As a graduate student here at the DAS, my research is focused twoards the detection of extrasolar planets using the radial velocity technique. I use high precision instruments, such as the Carnegie Planet Finder Spectrograph (PFS) at LCO and HARPS at La Silla, both located in the North of Chile, to hunt exoplanets around nearby stars in the Southern Hemisphere. I want to address the occurrence of low-mass rocky exoplanets orbiting the nearest and brightest stars to the Sun. These candidates would stand as prime targets for future direct imaging and spectroscopy campaigns using the next generation of ground and space based telescopes.
I am a postdoctoral researcher at the Center for Multidisciplinary Research on Signal Processing, where I apply signal processing theory and methods, together with pattern classification techniques, to problems in multiple application fields including astronomy, speech, volcanology, mining, and communications. My research interests include signal processing, particularly focused towards Doppler signal detection in radial velocity timeseries data, along with machine learning techniques, pattern recognition, and big data.
I am a graduate student interested in using direct imaging methods for detecting brown dwarfs, low-mass stars, and extrasolar planets. I focus on stars with long-period radial velocity trends, as it increases the likelihood of directly detecting a companion. I use a variety of instruments right here in Chile, including cutting-edge high-contrast imagers like SPHERE and GPI, and look forward to the possibility of finding rocky planets with future instruments for the extremely large 20–40 meter class telescopes.
My main research interests are focused on the study of extraterrestrial atmospheres through the use of ground based telescopes. The aim is to help constrain the diversity and temporal variability of atmospheres, paving the way towards understanding the spread of habitable environments in the Solar System and beyond.

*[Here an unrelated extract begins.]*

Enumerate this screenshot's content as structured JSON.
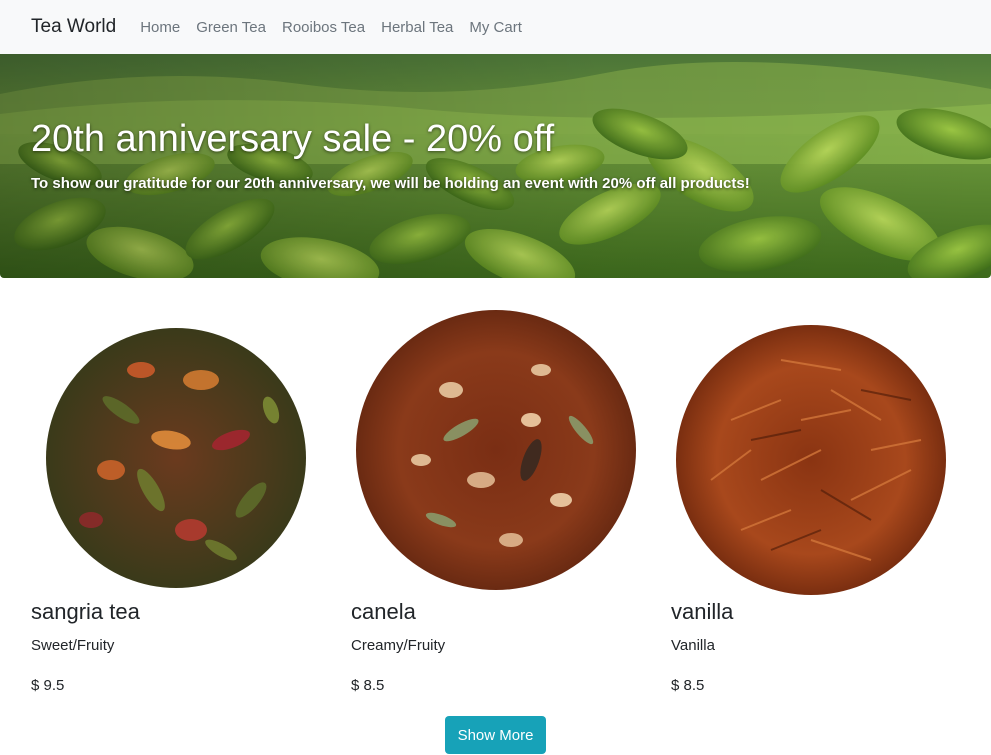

My graduate research is based on the detection of planetary companions using radial velocity methods. In particular, I am focused on planets orbiting subgiant stars with very small orbits, periods of around 3 days or less. I hope to better understand the effects of stellar evolution on planetary system structure. I mainly data from the FEROS spectrograph on the 2.2 MPG telescope and from the HARPS spectrograph on the ESO 3.6m telescope, both located at the ESO La Silla Observatory. I also use this high-resolution spectra to infer the stellar parameters of the stars, and their abundances, by using an automatic method which allows us to make fast and accurate computations. These parameters will be of great interest for future missions to discover new planets, missions like TESS and PLATO.
I am a Professor at the Department of Electrical Engineering, University of Chile, where I currently work on robust speech recognition/speaker verification, language learning, dialogue systems and voice over IP. I started the Speech Processing and Transmission Laboratory to carry out research on speech technology applications on human-robot interaction, Internet, and telephone lines. My research also includes multidisciplinary studies of signal processing in fields such as astronomy, mining, and volcanology.

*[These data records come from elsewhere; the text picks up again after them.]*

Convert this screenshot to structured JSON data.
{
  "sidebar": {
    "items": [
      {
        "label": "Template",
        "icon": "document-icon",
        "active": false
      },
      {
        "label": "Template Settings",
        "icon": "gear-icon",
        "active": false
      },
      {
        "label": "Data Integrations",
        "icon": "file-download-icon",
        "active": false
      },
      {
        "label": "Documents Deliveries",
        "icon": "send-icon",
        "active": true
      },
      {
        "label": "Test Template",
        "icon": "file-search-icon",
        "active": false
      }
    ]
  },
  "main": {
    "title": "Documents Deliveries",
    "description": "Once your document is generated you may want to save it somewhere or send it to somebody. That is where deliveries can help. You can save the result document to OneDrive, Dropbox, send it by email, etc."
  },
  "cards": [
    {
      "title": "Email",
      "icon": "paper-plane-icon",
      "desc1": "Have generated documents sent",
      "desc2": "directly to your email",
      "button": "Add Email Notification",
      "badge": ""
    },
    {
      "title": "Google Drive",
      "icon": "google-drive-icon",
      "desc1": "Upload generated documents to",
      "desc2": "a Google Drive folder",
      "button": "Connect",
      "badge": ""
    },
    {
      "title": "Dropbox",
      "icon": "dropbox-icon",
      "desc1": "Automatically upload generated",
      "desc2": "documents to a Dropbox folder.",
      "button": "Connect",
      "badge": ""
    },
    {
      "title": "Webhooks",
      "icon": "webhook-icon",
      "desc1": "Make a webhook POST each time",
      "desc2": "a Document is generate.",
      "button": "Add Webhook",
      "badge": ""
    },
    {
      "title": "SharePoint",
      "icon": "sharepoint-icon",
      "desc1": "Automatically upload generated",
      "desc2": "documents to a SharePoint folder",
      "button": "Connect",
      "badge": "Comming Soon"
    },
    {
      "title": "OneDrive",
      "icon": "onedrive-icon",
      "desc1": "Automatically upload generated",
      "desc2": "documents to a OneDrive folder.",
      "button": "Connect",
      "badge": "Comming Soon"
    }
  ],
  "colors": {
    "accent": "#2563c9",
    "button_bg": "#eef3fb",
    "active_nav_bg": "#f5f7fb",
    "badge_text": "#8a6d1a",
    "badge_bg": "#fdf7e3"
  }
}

I am an electrical engineer student whose main research interests include signal processing and automatic control. Recently I have been focused on the analysis of periodic signals in unevenly sampled data, as applied to exoplanet search by radial velocity data and the filtration of transit data for characterization of exoplanetary atmospheres.